Modifications of the invention within the scope and spirit of the instant description and appended claims are of course within the intended ambit of the invention provided the universal versatility and compactness of design of the tool be retained.

Patent Citations
Cited PatentFiling datePublication dateApplicantTitle
US3119424 *Jan 17, 1961Jan 28, 1964Henry John CUtility tool for carpenter
US3187354 *Jan 26, 1962Jun 8, 1965Frisbie Herbert FCombination hunting tool, hatchet and axe
US3748742 *Sep 16, 1971Jul 31, 1973B BiglerCutlery tool

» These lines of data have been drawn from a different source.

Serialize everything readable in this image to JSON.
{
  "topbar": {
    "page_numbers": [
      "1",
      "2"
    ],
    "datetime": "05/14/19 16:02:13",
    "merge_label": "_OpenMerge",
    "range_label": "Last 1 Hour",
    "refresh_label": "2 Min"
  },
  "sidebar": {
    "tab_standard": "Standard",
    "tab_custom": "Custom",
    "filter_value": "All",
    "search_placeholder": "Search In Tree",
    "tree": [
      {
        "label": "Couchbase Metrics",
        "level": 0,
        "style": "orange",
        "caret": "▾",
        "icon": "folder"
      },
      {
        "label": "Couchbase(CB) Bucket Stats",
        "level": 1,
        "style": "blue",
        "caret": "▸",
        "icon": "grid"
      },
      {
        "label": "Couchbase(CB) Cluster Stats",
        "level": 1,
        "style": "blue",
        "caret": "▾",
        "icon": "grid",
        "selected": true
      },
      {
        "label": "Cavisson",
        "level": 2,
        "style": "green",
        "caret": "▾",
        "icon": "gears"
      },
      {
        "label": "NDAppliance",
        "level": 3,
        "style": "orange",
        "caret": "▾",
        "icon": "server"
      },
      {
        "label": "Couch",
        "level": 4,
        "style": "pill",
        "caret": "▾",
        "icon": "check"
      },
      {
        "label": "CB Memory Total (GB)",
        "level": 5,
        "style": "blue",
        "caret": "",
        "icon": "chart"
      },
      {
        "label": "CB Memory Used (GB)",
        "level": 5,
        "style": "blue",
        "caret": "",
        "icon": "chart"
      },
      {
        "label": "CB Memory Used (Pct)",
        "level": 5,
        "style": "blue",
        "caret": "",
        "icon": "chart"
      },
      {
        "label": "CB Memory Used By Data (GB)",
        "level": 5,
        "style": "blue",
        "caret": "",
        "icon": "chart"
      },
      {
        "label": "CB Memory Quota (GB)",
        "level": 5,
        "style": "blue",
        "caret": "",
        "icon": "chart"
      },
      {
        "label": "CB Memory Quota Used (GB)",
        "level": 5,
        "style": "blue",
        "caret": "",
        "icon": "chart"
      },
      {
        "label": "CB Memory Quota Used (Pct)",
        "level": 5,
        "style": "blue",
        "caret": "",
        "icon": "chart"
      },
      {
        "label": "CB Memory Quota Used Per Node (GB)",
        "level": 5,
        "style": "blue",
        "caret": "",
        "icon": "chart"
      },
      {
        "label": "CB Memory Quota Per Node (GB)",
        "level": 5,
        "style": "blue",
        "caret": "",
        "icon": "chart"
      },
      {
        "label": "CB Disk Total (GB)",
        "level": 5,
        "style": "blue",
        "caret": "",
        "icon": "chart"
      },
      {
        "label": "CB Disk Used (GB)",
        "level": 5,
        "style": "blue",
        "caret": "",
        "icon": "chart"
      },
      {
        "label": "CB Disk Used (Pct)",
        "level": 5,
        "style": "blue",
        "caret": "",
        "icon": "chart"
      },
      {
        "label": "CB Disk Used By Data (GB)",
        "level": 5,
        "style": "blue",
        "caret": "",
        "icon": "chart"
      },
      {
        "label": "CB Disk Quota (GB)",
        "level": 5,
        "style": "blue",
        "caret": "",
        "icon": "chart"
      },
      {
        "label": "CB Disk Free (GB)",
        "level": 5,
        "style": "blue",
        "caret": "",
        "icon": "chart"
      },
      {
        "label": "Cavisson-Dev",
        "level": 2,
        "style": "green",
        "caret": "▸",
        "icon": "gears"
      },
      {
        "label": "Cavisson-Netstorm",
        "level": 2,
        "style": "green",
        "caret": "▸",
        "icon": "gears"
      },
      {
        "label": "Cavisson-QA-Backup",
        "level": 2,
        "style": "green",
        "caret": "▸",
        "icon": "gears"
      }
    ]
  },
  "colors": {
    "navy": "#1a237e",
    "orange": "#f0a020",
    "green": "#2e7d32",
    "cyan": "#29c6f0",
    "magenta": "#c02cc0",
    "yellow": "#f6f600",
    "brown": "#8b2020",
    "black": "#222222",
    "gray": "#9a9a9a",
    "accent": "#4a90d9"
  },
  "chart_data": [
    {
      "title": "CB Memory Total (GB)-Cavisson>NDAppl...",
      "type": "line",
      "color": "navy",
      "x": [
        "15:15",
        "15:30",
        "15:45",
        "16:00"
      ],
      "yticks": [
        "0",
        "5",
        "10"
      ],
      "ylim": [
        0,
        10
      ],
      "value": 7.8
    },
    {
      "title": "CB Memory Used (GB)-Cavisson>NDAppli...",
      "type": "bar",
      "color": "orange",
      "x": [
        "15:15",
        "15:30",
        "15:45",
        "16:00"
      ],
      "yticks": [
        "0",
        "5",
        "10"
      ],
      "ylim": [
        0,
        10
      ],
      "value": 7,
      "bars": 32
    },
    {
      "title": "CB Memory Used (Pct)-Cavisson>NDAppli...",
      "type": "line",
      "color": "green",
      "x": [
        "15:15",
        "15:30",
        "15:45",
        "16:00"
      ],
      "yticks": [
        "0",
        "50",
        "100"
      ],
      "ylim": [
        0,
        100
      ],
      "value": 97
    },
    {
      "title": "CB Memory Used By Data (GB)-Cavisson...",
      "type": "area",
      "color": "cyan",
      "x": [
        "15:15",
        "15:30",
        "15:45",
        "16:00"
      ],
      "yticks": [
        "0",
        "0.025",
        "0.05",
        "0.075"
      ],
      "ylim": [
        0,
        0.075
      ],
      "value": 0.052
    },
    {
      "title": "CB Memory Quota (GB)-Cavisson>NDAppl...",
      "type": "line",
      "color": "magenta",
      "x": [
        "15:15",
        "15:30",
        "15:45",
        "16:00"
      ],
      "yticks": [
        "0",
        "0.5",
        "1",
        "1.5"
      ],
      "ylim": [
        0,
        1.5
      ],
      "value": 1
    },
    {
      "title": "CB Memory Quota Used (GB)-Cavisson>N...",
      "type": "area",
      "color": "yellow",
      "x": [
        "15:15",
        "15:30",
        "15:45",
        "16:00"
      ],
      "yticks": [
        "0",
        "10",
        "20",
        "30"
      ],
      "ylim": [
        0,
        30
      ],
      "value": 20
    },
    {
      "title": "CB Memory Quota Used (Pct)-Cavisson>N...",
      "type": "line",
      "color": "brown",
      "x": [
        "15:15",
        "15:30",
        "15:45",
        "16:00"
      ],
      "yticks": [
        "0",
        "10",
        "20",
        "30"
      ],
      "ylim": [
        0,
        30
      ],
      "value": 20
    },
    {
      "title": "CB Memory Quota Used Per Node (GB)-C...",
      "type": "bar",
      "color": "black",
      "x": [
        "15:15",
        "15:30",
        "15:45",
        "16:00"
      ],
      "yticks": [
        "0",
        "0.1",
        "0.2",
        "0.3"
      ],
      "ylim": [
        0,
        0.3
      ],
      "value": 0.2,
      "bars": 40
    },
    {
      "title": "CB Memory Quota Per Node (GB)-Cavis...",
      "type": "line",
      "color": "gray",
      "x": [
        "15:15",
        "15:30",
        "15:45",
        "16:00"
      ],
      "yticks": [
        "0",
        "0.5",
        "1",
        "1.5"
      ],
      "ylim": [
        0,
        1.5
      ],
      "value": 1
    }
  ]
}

US3842458 *May 3, 1973Oct 22, 1974Bauer Ordnance CoWire cutter bayonet or knife
US4103378 *Aug 8, 1977Aug 1, 1978Granados Javier FPortable-three-in-one bicycle tool
Referenced by
Citing PatentFiling datePublication dateApplicantTitle
US4672745 *Apr 8, 1985Jun 16, 1987Wilkens Arnold JSportsman's tool handle
US4817221 *Jul 1, 1987Apr 4, 1989Ryan William WMultipurpose survival tool
US5398360 *Oct 25, 1993Mar 21, 1995Alexander; Hugh E.Survival tool
US6223372 *Aug 3, 1999May 1, 2001Launce R. BarberCombination carabiner and tool device
US6574816 *Sep 28, 2001Jun 10, 2003Hsiu-Man Yu ChenEmergency tool for automobiles
US6782576 *Feb 18, 2003Aug 31, 2004Michael ValencicSurvival tool
US7051391 *Sep 29, 2003May 30, 2006Lo-Pin WangEmergency escape tool for vehicle
US7487565 *May 15, 2007Feb 10, 2009Sundling Robert SHunting multi-tool
US8613121Nov 30, 2010Dec 24, 2013Jonathan WhiteFuneral service apparatus
US8695138Dec 6, 2011Apr 15, 2014DPX Ventures LimitedFolding survival knife with integrated tools
US8707490Feb 20, 2012Apr 29, 2014DPX Ventures LimitedSurvival knife with integrated tools
US8713735Dec 6, 2011May 6, 2014DPX Ventures LimitedCompact survival tool
US20090255132 *Apr 9, 2009Oct 15, 2009Hoover Brandon CCarbide utility score
US20100088899 *Oct 9, 2009Apr 15, 2010Michael GarciaCarabiner with folding utility knife
US20100101095 *Mar 17, 2008Apr 29, 2010Daniel PrasetyaTactical knife
US20120192427 *Jan 31, 2012Aug 2, 2012Hazard Terri DHair cutting apparatus
Classifications
U.S. Classification7/158
International ClassificationB25F1/00
Cooperative ClassificationB25F1/00
European ClassificationB25F1/00